CIO Eric Denna: Guest speaker was meant to stir debate
Joel Dehlin's take should make you examine your ideas
Those who attended last month’s All-Hands Meeting or later watched the video online no doubt noticed a very different approach than in the past. Judging by your post-meeting survey responses, it was a welcome change of pace, and UIT will continue to look for ways to improve and evolve that event. I hope to bring in additional All-Hands Meeting speakers who will offer their perspectives to help us better inform ours.
I noticed that some of your survey comments showed a bit of confusion and concern about guest speaker Joel Dehlin’s approach to IT and whether it’s something the University plans to move toward.

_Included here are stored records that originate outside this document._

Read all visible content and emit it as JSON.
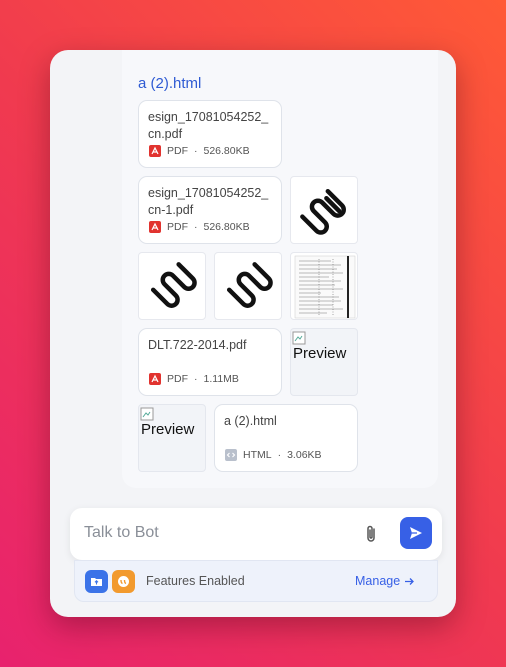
{
  "chat": {
    "title_link": "a (2).html",
    "files": [
      {
        "name": "esign_17081054252_cn.pdf",
        "type": "PDF",
        "size": "526.80KB"
      },
      {
        "name": "esign_17081054252_cn-1.pdf",
        "type": "PDF",
        "size": "526.80KB"
      },
      {
        "name": "DLT.722-2014.pdf",
        "type": "PDF",
        "size": "1.11MB"
      },
      {
        "name": "a (2).html",
        "type": "HTML",
        "size": "3.06KB"
      }
    ],
    "preview_alt": "Preview",
    "meta_separator": "·"
  },
  "input": {
    "placeholder": "Talk to Bot"
  },
  "features": {
    "label": "Features Enabled",
    "manage_label": "Manage"
  },
  "colors": {
    "accent": "#3760e6",
    "pdf_red": "#e1332f",
    "upload_blue": "#3b73e8",
    "quote_orange": "#f29a2e"
  },
  "icons": {
    "pdf": "pdf-icon",
    "html": "html-icon",
    "attach": "paperclip-icon",
    "send": "send-icon",
    "upload": "folder-upload-icon",
    "quote": "quote-icon",
    "arrow": "arrow-right-icon"
  }
}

Joel has been a friend for over 10 years, and I have tremendous respect for his views. He has a great mind for technology, and his experience proves it. His presentation was dynamic and thought provoking, and I had hoped it would stir up discussion inside UIT.

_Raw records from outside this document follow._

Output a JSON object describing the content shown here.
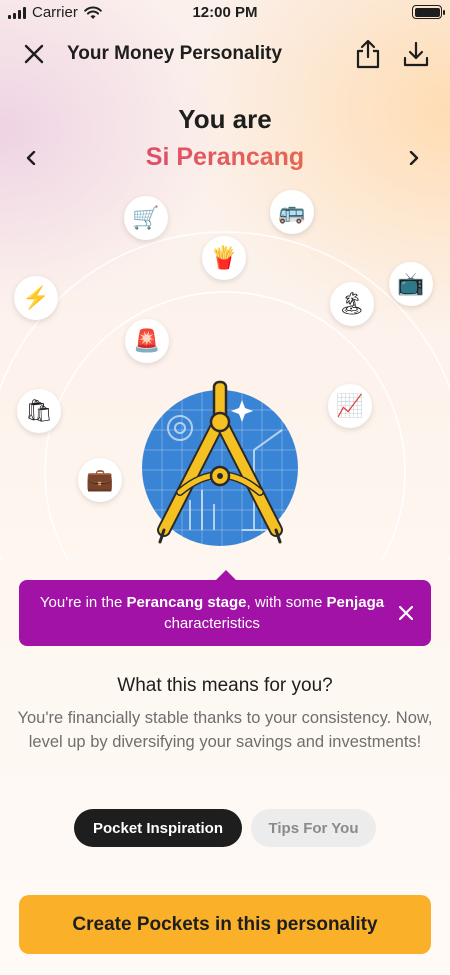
{
  "status_bar": {
    "carrier": "Carrier",
    "time": "12:00 PM"
  },
  "header": {
    "title": "Your Money Personality",
    "icons": [
      "close-icon",
      "share-icon",
      "download-icon"
    ]
  },
  "hero": {
    "prefix": "You are",
    "personality": "Si Perancang",
    "main_illustration": "compass-icon",
    "orbit_icons": [
      {
        "name": "shopping-cart-icon",
        "glyph": "🛒"
      },
      {
        "name": "bus-icon",
        "glyph": "🚌"
      },
      {
        "name": "fries-icon",
        "glyph": "🍟"
      },
      {
        "name": "lightning-icon",
        "glyph": "⚡"
      },
      {
        "name": "tv-icon",
        "glyph": "📺"
      },
      {
        "name": "island-icon",
        "glyph": "🏝"
      },
      {
        "name": "siren-icon",
        "glyph": "🚨"
      },
      {
        "name": "shopping-bags-icon",
        "glyph": "🛍"
      },
      {
        "name": "chart-increasing-icon",
        "glyph": "📈"
      },
      {
        "name": "briefcase-icon",
        "glyph": "💼"
      }
    ]
  },
  "stage_banner": {
    "text_1": "You're in the ",
    "stage": "Perancang stage",
    "text_2": ", with some ",
    "secondary": "Penjaga",
    "text_3": " characteristics"
  },
  "meaning": {
    "title": "What this means for you?",
    "description": "You're financially stable thanks to your consistency. Now, level up by diversifying your savings and investments!"
  },
  "tabs": [
    {
      "label": "Pocket Inspiration",
      "active": true
    },
    {
      "label": "Tips For You",
      "active": false
    }
  ],
  "cta": {
    "label": "Create Pockets in this personality"
  },
  "colors": {
    "banner": "#a212a6",
    "cta": "#fbb02a",
    "gradient_start": "#d1337e",
    "gradient_end": "#ec7b3c",
    "hero_circle": "#3a84d6",
    "compass": "#f5c022"
  }
}
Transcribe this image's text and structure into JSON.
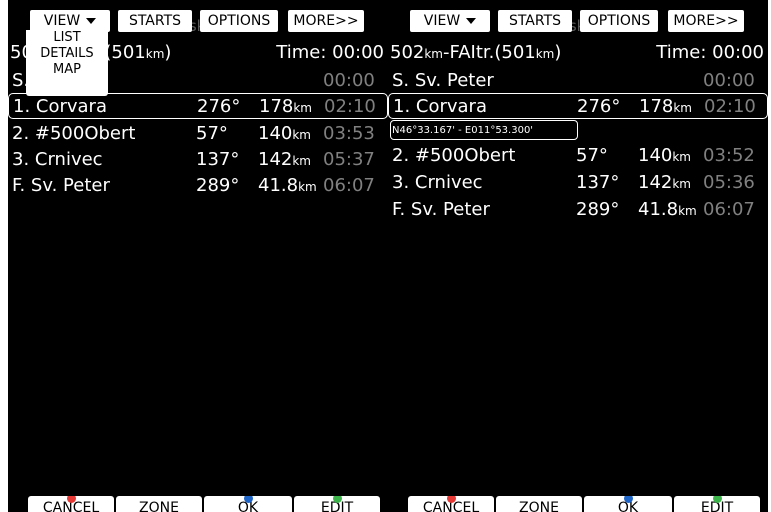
{
  "colors": {
    "cancel": "#e53935",
    "ok": "#1e63c6",
    "edit": "#3bb34a",
    "eta_gray": "#808080"
  },
  "left": {
    "topbar": {
      "view": "VIEW",
      "starts": "STARTS",
      "options": "OPTIONS",
      "more": "MORE>>",
      "ghost": "Task Edit"
    },
    "menu": {
      "items": [
        "LIST",
        "DETAILS",
        "MAP"
      ]
    },
    "header": {
      "task_prefix": "50",
      "task_tail": "r.(501",
      "task_unit": "km",
      "task_close": ")",
      "time": "Time: 00:00"
    },
    "rows": [
      {
        "name": "S.",
        "name_tail": "er",
        "bearing": "",
        "dist": "",
        "unit": "",
        "eta": "00:00"
      },
      {
        "name": "1. Corvara",
        "bearing": "276°",
        "dist": "178",
        "unit": "km",
        "eta": "02:10"
      },
      {
        "name": "2. #500Obert",
        "bearing": "57°",
        "dist": "140",
        "unit": "km",
        "eta": "03:53"
      },
      {
        "name": "3. Crnivec",
        "bearing": "137°",
        "dist": "142",
        "unit": "km",
        "eta": "05:37"
      },
      {
        "name": "F. Sv. Peter",
        "bearing": "289°",
        "dist": "41.8",
        "unit": "km",
        "eta": "06:07"
      }
    ],
    "bottombar": {
      "cancel": "CANCEL",
      "zone": "ZONE",
      "ok": "OK",
      "edit": "EDIT"
    }
  },
  "right": {
    "topbar": {
      "view": "VIEW",
      "starts": "STARTS",
      "options": "OPTIONS",
      "more": "MORE>>",
      "ghost": "Task Edit"
    },
    "header": {
      "task_a": "502",
      "task_unit": "km",
      "task_b": "-FAItr.(501",
      "task_unit2": "km",
      "task_close": ")",
      "time": "Time: 00:00"
    },
    "rows": [
      {
        "name": "S. Sv. Peter",
        "bearing": "",
        "dist": "",
        "unit": "",
        "eta": "00:00"
      },
      {
        "name": "1. Corvara",
        "bearing": "276°",
        "dist": "178",
        "unit": "km",
        "eta": "02:10"
      },
      {
        "name": "2. #500Obert",
        "bearing": "57°",
        "dist": "140",
        "unit": "km",
        "eta": "03:52"
      },
      {
        "name": "3. Crnivec",
        "bearing": "137°",
        "dist": "142",
        "unit": "km",
        "eta": "05:36"
      },
      {
        "name": "F. Sv. Peter",
        "bearing": "289°",
        "dist": "41.8",
        "unit": "km",
        "eta": "06:07"
      }
    ],
    "coords": "N46°33.167' - E011°53.300'",
    "bottombar": {
      "cancel": "CANCEL",
      "zone": "ZONE",
      "ok": "OK",
      "edit": "EDIT"
    }
  }
}
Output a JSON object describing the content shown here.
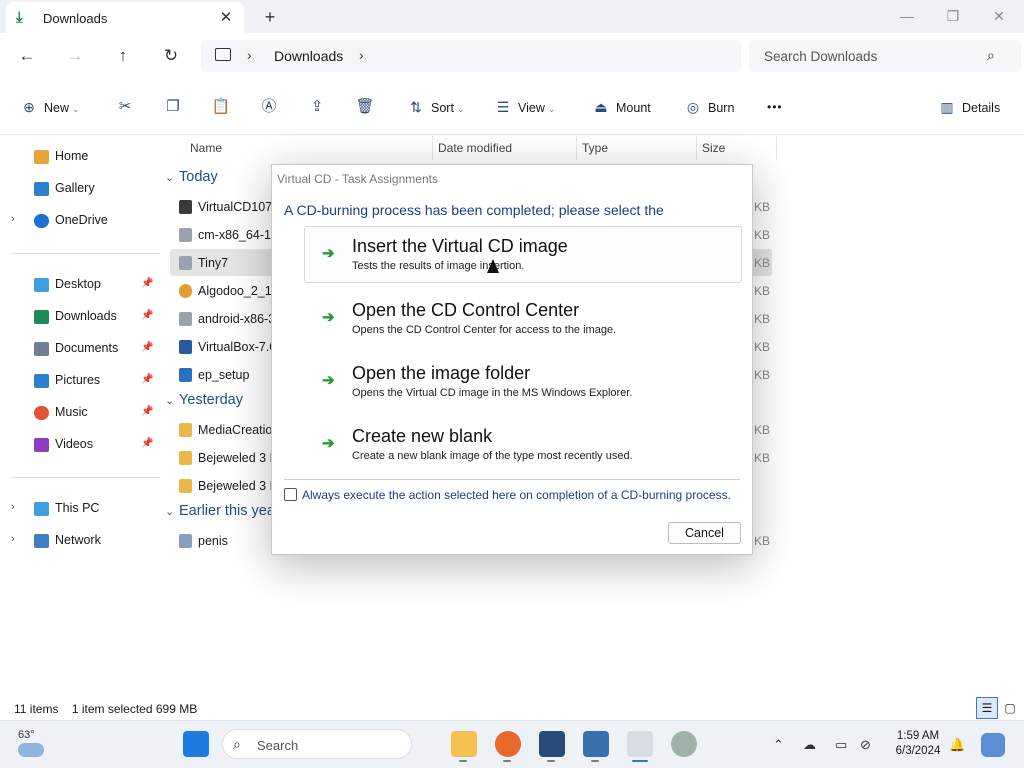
{
  "window": {
    "tab_title": "Downloads",
    "new_tab": "+",
    "close_tab": "✕",
    "minimize": "—",
    "maximize": "❐",
    "close": "✕"
  },
  "nav": {
    "back": "←",
    "forward": "→",
    "up": "↑",
    "refresh": "↻",
    "breadcrumb_sep": "›",
    "breadcrumb": "Downloads",
    "search_placeholder": "Search Downloads"
  },
  "commands": {
    "new": "New",
    "sort": "Sort",
    "view": "View",
    "mount": "Mount",
    "burn": "Burn",
    "more": "•••",
    "details": "Details"
  },
  "sidebar": {
    "items": [
      {
        "label": "Home",
        "color": "#e8a33a"
      },
      {
        "label": "Gallery",
        "color": "#2f7fd0"
      },
      {
        "label": "OneDrive",
        "color": "#1f6fd1"
      },
      {
        "label": "Desktop",
        "color": "#3f9fe0"
      },
      {
        "label": "Downloads",
        "color": "#1f8a55"
      },
      {
        "label": "Documents",
        "color": "#6f7f94"
      },
      {
        "label": "Pictures",
        "color": "#2f7fd0"
      },
      {
        "label": "Music",
        "color": "#e0543a"
      },
      {
        "label": "Videos",
        "color": "#8a3fc0"
      },
      {
        "label": "This PC",
        "color": "#3f9fe0"
      },
      {
        "label": "Network",
        "color": "#3f7fc0"
      }
    ],
    "pin": "📌",
    "expand": "›"
  },
  "columns": {
    "name": "Name",
    "date_modified": "Date modified",
    "type": "Type",
    "size": "Size"
  },
  "groups": {
    "today": "Today",
    "yesterday": "Yesterday",
    "earlier": "Earlier this yea"
  },
  "files": [
    {
      "name": "VirtualCD1070",
      "color": "#3a3a3a"
    },
    {
      "name": "cm-x86_64-14",
      "color": "#9aa3ad"
    },
    {
      "name": "Tiny7",
      "color": "#9aa3ad"
    },
    {
      "name": "Algodoo_2_1_",
      "color": "#e0a030"
    },
    {
      "name": "android-x86-3",
      "color": "#9aa3ad"
    },
    {
      "name": "VirtualBox-7.0",
      "color": "#2a5a9a"
    },
    {
      "name": "ep_setup",
      "color": "#2a6fc0"
    },
    {
      "name": "MediaCreation",
      "color": "#e8b84a"
    },
    {
      "name": "Bejeweled 3 PI",
      "color": "#e8b84a"
    },
    {
      "name": "Bejeweled 3 PI",
      "color": "#e8b84a"
    },
    {
      "name": "penis",
      "color": "#8aa0b8"
    }
  ],
  "size_unit": "KB",
  "status": {
    "items": "11 items",
    "selected": "1 item selected  699 MB"
  },
  "dialog": {
    "title": "Virtual CD - Task Assignments",
    "message": "A CD-burning process has been completed; please select the",
    "actions": [
      {
        "title": "Insert the Virtual CD image",
        "desc": "Tests the results of image insertion."
      },
      {
        "title": "Open the CD Control Center",
        "desc": "Opens the CD Control Center for access to the image."
      },
      {
        "title": "Open the image folder",
        "desc": "Opens the Virtual CD image in the MS Windows Explorer."
      },
      {
        "title": "Create new blank",
        "desc": "Create a new blank image of the type most recently used."
      }
    ],
    "arrow": "➔",
    "checkbox_label": "Always execute the action selected here on completion of a CD-burning process.",
    "cancel": "Cancel"
  },
  "taskbar": {
    "temperature": "63°",
    "search_label": "Search",
    "time": "1:59 AM",
    "date": "6/3/2024"
  }
}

If something Joel said resonated with you as an idea that would make UIT stronger, talk about it with your co-workers and managers. Likewise, if something he said stretched your thinking and sparked your own new ideas, talk about them. We owe it to ourselves and those we serve to seek the best ideas and incorporate them into our work when it makes sense. We can’t develop the best ideas by only listening to those whose opinions match ours.
Amazon CEO Jeff Bezos says if you want to be “right” most of the time, you have to be willing to change your mind a lot.
This approach to the quarterly All-Hands Meeting is a shift for us. We have made it a priority to provide organizational updates and other routine information bits, available at your convenience, through Node 4 articles and podcasts [BROKEN LINK], the IT Governance website and the UIT website. I strongly encourage everyone in UIT, no matter what your role, to set aside time often to read and listen to the information we’re making available to you. Doing that allows us to focus the All-Hands Meetings more on professional development and organizational improvement, one of our key themes in UIT.
I expect we will hear more outside perspectives that challenge our way of thinking and prompt us to always examine whether University Information Technology is doing its very best to serve the University of Utah. I hope you will join me in that process.